Activity: Wherever the word "index" appears in a line below, that line counts; report the total number of such lines only.
-=-=-=-=-
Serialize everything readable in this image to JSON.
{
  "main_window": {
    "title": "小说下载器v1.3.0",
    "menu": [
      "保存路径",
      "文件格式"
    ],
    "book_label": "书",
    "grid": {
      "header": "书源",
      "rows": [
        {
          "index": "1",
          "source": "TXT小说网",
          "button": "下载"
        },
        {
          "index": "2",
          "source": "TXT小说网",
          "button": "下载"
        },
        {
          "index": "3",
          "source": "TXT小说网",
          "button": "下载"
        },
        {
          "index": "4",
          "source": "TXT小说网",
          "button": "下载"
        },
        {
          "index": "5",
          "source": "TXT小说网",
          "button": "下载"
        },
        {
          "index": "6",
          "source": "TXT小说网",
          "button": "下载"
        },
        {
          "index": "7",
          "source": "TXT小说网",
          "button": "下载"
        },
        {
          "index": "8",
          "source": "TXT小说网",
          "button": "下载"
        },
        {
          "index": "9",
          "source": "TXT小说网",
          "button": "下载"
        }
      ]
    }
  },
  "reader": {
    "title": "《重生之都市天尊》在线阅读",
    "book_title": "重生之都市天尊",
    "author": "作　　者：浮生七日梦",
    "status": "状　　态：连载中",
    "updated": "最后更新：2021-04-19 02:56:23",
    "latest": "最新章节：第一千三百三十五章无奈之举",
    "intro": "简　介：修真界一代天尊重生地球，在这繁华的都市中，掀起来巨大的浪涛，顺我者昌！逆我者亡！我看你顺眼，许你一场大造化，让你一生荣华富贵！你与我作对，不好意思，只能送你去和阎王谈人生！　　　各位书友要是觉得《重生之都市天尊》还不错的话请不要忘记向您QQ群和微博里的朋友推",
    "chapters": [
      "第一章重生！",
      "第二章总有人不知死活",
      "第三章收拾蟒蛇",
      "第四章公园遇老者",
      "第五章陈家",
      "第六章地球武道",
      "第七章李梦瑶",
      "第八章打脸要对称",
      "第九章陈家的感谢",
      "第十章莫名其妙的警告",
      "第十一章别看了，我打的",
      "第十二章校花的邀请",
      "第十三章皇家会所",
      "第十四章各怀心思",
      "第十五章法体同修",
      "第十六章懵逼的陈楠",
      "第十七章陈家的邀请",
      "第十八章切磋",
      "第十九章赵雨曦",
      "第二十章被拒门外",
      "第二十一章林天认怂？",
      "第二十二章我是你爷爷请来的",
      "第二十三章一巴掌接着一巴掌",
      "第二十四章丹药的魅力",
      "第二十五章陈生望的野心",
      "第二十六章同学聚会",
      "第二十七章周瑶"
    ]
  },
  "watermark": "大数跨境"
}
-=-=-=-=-
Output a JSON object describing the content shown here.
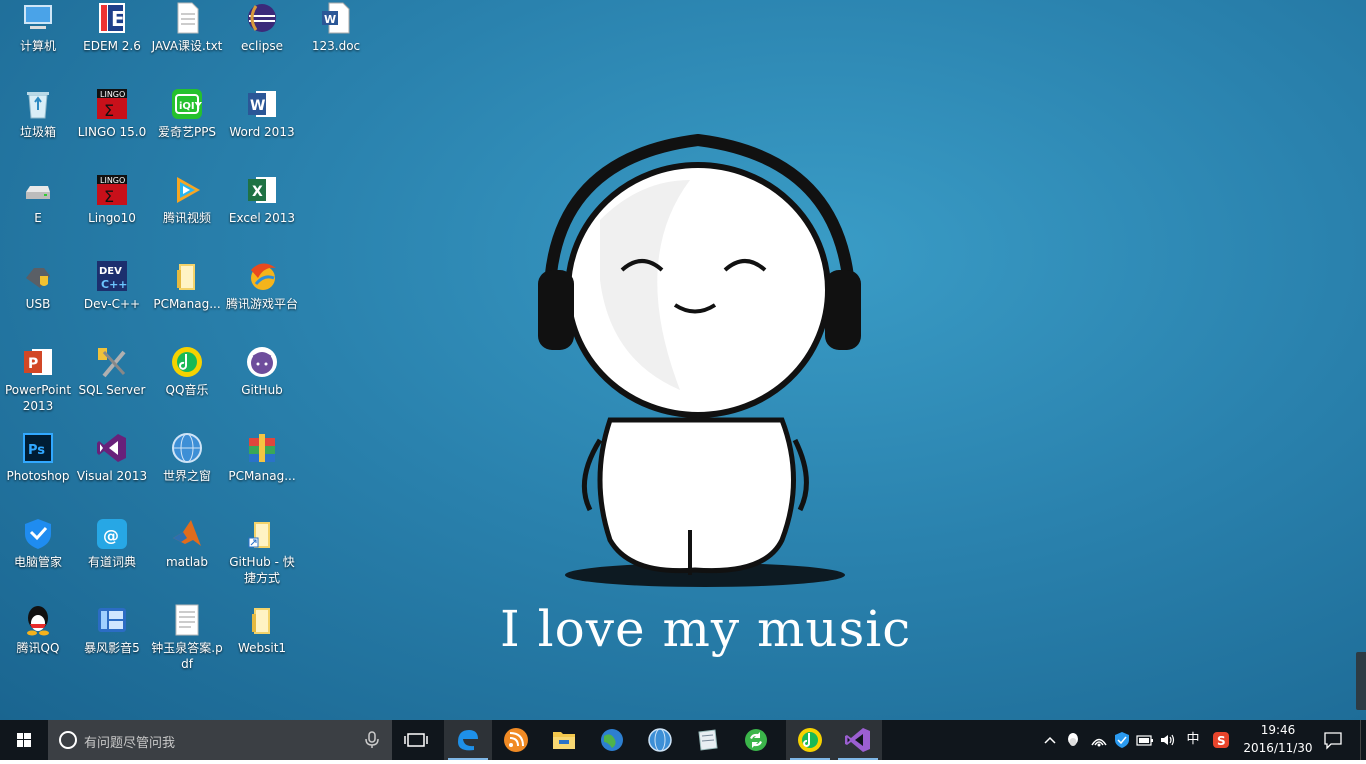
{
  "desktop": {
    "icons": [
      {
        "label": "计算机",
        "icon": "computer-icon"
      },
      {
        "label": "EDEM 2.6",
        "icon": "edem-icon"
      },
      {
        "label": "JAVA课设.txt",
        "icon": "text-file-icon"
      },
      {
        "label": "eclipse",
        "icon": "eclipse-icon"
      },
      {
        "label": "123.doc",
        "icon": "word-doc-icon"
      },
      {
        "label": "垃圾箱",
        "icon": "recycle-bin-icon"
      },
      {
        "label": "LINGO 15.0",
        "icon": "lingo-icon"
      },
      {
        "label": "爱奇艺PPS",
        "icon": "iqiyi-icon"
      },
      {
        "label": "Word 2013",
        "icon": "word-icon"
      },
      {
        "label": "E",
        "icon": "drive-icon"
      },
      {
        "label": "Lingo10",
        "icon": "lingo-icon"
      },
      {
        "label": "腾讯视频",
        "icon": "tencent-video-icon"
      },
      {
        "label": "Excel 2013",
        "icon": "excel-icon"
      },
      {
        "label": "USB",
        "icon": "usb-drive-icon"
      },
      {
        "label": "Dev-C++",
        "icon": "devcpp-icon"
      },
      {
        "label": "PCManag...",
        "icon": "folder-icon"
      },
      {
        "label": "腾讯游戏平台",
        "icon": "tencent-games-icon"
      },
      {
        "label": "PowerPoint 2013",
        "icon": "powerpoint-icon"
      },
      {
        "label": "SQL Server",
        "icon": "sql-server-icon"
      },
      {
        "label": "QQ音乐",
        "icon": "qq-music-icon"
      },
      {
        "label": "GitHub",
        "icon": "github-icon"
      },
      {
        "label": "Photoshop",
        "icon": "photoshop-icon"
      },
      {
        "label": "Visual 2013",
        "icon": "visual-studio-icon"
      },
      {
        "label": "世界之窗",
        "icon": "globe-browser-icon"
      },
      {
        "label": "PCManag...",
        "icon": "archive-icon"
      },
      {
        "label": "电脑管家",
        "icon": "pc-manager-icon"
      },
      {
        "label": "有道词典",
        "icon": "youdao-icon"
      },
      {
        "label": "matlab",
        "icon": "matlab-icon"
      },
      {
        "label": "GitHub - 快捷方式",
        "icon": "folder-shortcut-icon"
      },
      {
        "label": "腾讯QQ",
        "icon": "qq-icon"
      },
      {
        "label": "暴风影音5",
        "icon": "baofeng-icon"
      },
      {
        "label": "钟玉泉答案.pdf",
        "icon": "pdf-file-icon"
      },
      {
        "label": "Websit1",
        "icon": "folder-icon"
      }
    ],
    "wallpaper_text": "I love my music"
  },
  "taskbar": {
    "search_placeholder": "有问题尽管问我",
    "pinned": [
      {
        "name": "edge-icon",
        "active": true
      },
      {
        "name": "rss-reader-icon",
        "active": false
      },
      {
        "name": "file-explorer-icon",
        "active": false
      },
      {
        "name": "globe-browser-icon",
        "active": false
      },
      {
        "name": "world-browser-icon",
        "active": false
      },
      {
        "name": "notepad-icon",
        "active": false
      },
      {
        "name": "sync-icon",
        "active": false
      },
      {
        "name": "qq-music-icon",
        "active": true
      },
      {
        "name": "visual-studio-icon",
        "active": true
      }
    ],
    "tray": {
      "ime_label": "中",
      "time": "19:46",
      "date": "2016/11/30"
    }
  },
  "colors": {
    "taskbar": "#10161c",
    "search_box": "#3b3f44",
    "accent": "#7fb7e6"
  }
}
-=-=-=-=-
The completed task: 9